So, what about dad? Unfortunately, male hippos are not the most trustworthy of parents. So, to be safe, we went ahead and separated Otis and Fu well before we determined she was due to give birth. For now, Otis is being held off-exhibit in our barn, where he has his own pool to laze around in.
We have yet to get a weight on this calf, but newborn hippos can weigh between 50 and 100 pounds (23 and 45 kilograms). Generally, they are fully weaned after six to eight months. So, come get a glance quickly, for it won’t be long before the youngster is a multi-ton leviathan like its parents!
Nate Schierman is a keeper at the San Diego Zoo. Read his previous post, Hippo Photo Goes Global.
Find a very large crate.
Get the hippo used to being in the crate.
At first, Jabba was a little uncertain about entering the crate, and who could blame him? But with the sparkling water tempting him on the other side, it wasn’t long before Jabba braved the first step and finally walked through the crate. After several days, going through the crate was of no consequence.
Add sturdy bars to one side of the crate.
Now that Jabba was used to passing through the crate, it was time to up the ante. The metal bars that would help secure him during shipment were put in place. Jabba’s diet (a mixture of hay and herbivore pellets) was placed inside the crate. After little hesitation, Jabba entered and began happily munching away.
Close the door.
Once Jabba got used to the idea of spending time in his crate instead of just passing through it, it was time to see how he dealt with losing the option of exiting on his own volition. At this point, Jabba entered the crate and began eating his meal, per usual. Then, the hydraulic door was closed behind him. Jabba hardly noticed. He was steadily left in the crate for longer and longer periods, until he was comfortably remaining in there for as long as 1½ hours (nearly as long as the trip to Los Angeles would be).
We spent about two months readying Jabba for his move. At the same time, the dedicated keepers at the Los Angeles Zoo worked diligently alongside our efforts to ready Otis for his trip. However, there was little we could do to prepare either hippo for the sensation of being raised into the air and loaded onto a flatbed truck. In spite of this, the loading process went relatively smoothly. Lead Keeper Harold Steyns, Senior Keeper Aimee Goldcamp, and I joined Jabba on his trip. During the transport, Jabba showed little, if any, signs of distress.Once at the Los Angeles Zoo, Jabba was hoisted, by crane, up and over the wall into his new enclosure. The procedure went incredibly well! Once released, he immediately took to the water, doing several laps, exploring his new environs. For a brief moment, he stepped out of the pool for a quick snack, but soon returned to the water. It seemed apparent that Jabba was going to enjoy his new home.
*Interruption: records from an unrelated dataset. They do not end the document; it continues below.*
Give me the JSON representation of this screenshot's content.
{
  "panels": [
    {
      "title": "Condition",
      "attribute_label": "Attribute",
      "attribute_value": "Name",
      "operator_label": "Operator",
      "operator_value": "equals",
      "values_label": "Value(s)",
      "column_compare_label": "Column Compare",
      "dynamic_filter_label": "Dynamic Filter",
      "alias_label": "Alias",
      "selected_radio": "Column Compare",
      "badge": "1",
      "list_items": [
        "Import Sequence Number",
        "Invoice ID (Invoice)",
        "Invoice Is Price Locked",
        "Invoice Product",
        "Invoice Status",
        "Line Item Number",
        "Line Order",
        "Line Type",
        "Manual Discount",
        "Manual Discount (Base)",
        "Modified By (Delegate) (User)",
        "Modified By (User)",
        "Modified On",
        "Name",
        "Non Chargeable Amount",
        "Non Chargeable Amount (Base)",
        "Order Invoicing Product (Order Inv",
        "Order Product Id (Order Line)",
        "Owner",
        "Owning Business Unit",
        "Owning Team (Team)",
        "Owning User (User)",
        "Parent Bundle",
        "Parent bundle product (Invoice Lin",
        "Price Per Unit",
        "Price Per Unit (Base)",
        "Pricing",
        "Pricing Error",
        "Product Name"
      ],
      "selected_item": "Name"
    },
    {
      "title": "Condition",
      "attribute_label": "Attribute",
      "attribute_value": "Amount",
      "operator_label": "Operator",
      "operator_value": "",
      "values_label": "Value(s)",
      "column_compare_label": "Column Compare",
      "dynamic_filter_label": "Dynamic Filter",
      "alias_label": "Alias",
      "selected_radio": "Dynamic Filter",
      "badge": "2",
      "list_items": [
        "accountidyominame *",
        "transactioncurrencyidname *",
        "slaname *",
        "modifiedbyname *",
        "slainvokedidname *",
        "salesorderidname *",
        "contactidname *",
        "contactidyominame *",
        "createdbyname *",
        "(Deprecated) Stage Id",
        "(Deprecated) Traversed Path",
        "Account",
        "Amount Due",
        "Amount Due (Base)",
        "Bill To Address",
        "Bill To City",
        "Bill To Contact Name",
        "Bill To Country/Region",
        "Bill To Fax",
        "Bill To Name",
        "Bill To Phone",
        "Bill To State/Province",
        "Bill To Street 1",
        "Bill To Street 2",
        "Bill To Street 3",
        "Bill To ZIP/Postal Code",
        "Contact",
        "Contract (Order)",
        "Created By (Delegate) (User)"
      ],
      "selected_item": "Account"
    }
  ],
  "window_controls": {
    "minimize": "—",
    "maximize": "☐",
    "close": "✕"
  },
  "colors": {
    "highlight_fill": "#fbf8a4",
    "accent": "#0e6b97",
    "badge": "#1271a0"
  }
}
Jabba has been a staple of the San Diego Zoo for a long time. (Read his profile, Hooray for Hippos!) During his stay, he has entertained thousands of people with his antics and shared a lot of love with his keepers. He has even sired three offspring. So, one might wonder, why move him? Animal moves are a common thing in the zoo world. There are many reasons, but probably the most common reason is to promote genetic diversity among the zoo population. As I said earlier, Jabba has already fathered a few babies. His genes are well represented. But Otis does not have any surviving offspring, so his genes have not yet been introduced to the zoo population. We have an opportunity to potentially mate him with Funani and stoke the managed-care gene pool for the entire species!
We have a long way to go before this can happen, though. Otis has undergone a period of quarantine and is now slowly been introduced to Funani (through a protective barrier). The next step will be a face-to-face meeting, and we hope they hit it off. If they do, there is still an eight-month gestation period. But never fear; I will keep you abreast every step of the way!
Nate Schierman is a keeper at the San Diego Zoo.